Pessimists may have a happier future

Looking on the sunny side of life may result in an early than expected death. Researchers from the University of Erlangen-Nuremberg in Germany found that people who predicted unhappy futures were more likely to live long, healthy and financially stable lives.

The study analyzed the results of a 10-year survey of tens of thousands of Germans on how satisfied they currently were with their lives and how satisfied they thought they would be in five years.

According to the results, 43 percent of respondents underestimated their future satisfaction, 32 percent overestimated it, and 25 percent accurately predicted their future satisfaction. For each degree that a person overestimated their future satisfaction, their risk of disability increased by 9.5 percent and their chance of dying within five years increased 10 percent.
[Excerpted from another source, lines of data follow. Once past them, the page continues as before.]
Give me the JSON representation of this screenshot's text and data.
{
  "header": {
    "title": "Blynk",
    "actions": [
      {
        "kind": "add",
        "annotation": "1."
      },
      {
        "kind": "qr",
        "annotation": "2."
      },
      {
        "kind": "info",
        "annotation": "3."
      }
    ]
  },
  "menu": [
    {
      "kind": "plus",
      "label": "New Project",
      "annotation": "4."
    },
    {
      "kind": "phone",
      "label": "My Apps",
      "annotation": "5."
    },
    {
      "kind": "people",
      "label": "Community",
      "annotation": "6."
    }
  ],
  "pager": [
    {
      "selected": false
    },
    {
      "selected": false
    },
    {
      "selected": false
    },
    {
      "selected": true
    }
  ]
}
But those who thought their future would hold years of unhappiness tended to be in better health, and were happier and more financially stable than their optimistic counterparts.

There are a number of studies that contradict these findings, however, and more research is needed to solidify any link between pessimism and a healthier future.

Sourced from: Live Science, Pessimists May Live Longer